Appeal judges have spelled out the law on when a worker is entitled to payment in lieu of annual leave not taken because of long-term absence from their job through sickness.

They rejected a challenge by NHS Leeds arising out of an employment tribunal decision that a clerical officer, Janet Larner - who was dismissed after a prolonged period of sickness - was entitled to payment in lieu of the annual paid leave she had not taken or requested to be carried forward to the following year.

Lord Justice Mummery, sitting at the Court of Appeal in London with Lord Justice Tomlinson and Mr Justice Henderson, ruled that there was no error of law in the judgment made by the employment tribunal in the woman’s favour.

He said: “Entitlement to paid annual leave and to payment in lieu on termination of employment matter a great deal to employers and workers alike.

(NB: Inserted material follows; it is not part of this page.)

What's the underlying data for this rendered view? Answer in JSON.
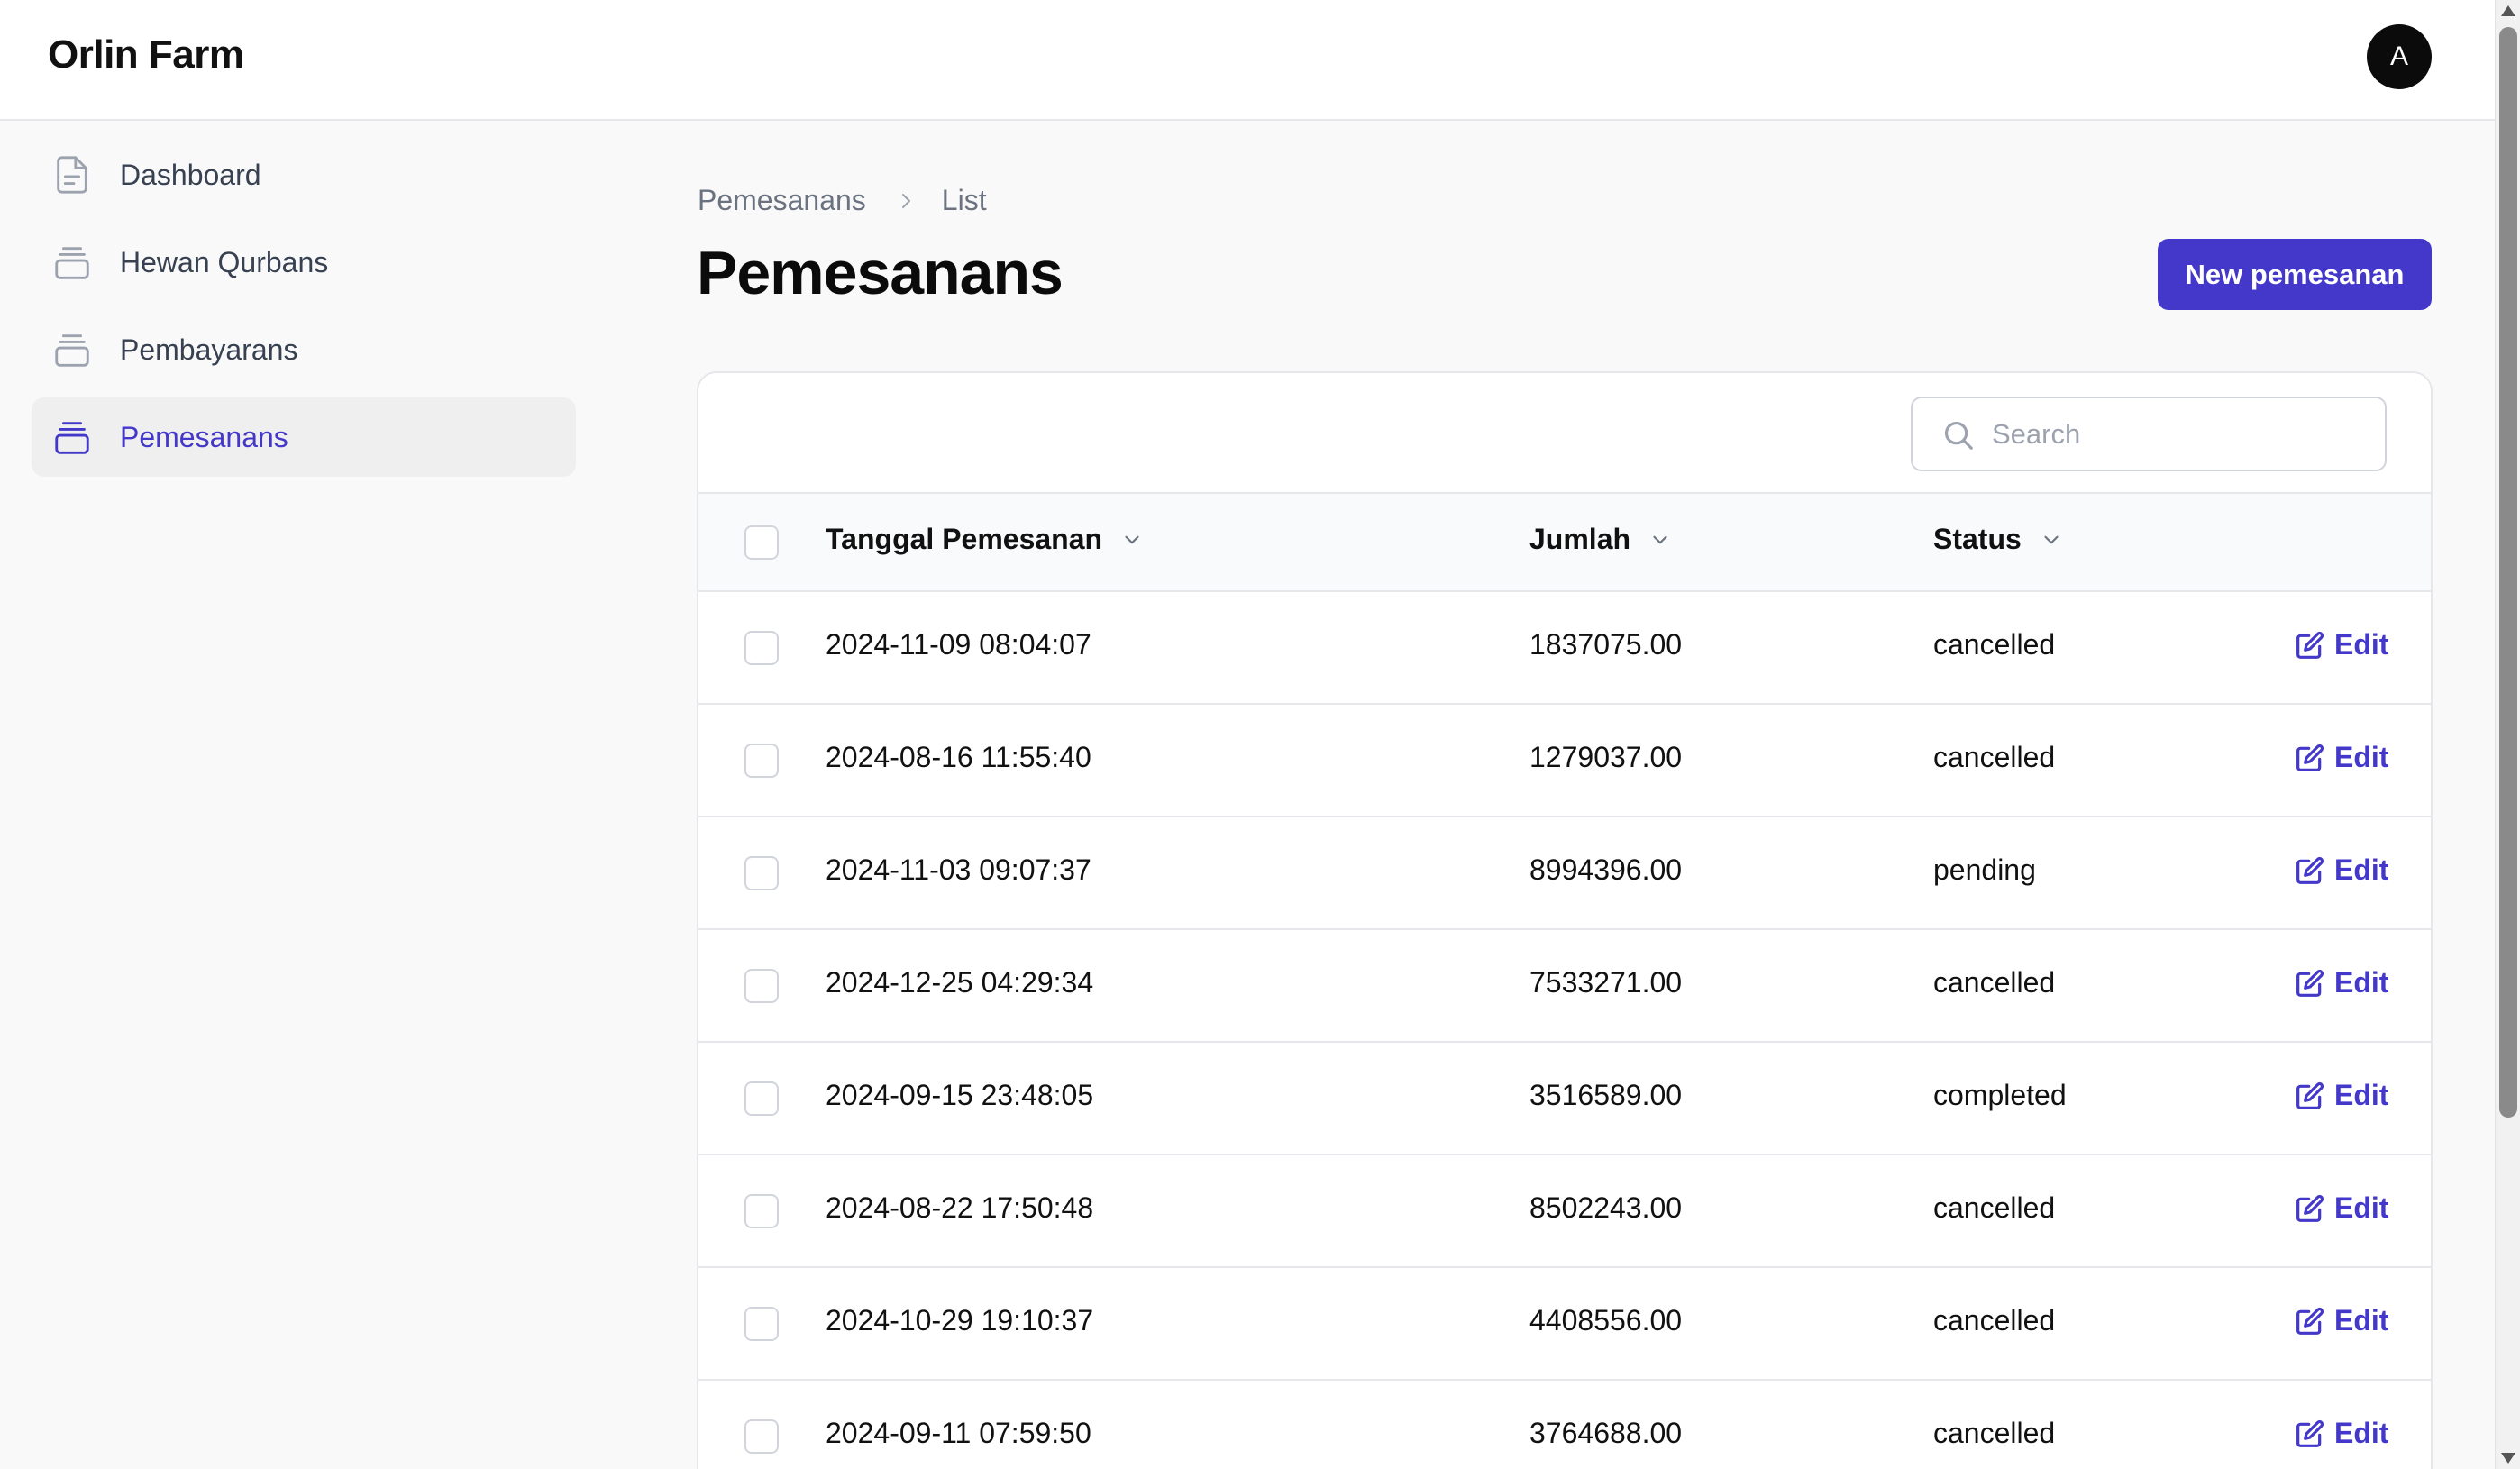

“Both sides need to know where they stand, preferably without having to go to the Court of Appeal, or all the way to Luxembourg, to find out how the law works.

“The rule of law, in its practical application in the workplace, should ensure that, as far as possible, the legal rules are certain, clear and accessible by the people for whom the rules were made.”

The judge said the court had been informed that not all Employment Tribunals “have been taking the same approach to paid annual leave rights on termination of employment after an extended period of absence on sick leave”.

It was hoped that the ruling in the case involving the appeal by NHS Leeds over the decision made in the case of former employee Mrs Janet Larner “will produce more consistency”.

Lord Justice Mummery said: “On this appeal, the specific point is whether the Employment Tribunal (ET) erred in law in holding that the claimant Mrs Janet Larner, whose employment was terminated by NHS Leeds after her prolonged period of sickness absence throughout and beyond the whole of the preceding year, was entitled to be paid in lieu of the annual leave which she had neither taken in that leave year nor requested to carry forward to the following leave year, in which she was dismissed.”

He said the key facts could not be simpler: “The appellant NHS Leeds employed the claimant.

“She was absent on sick leave for the whole of the leave year 2009-10.

“During that year she neither took paid annual leave nor did she request NHS Leeds to carry it forward to the next leave year (2010-11).

“Very early on in that year she was dismissed.

“NHS Leeds refused to pay her for the leave not taken by her in 2009-10.”

Lord Justice Mummery said both the employment tribunal and the employment appeal tribunal found in favour of Mrs Larner.

Mrs Larner, who went on sick leave in January 2009 and never returned to work, was diagnosed with chronic fatigue syndrome.

The employment tribunal held that NHS Leeds “had made unlawful deductions from the claimant’s wages” and had acted in breach of the 1998 Working Time Regulations “by not paying her, on the termination of her employment, wages in lieu of the paid annual leave that had accrued while she was on sick leave throughout 2009-10”.

The appeal judges ruled that NHS Leeds “has not established that there was any error of law” in the judgment of the employment tribunal in favour of Mrs Larner or that the decision of the employment appeal tribunal “to dismiss its appeal from that judgment was wrong”.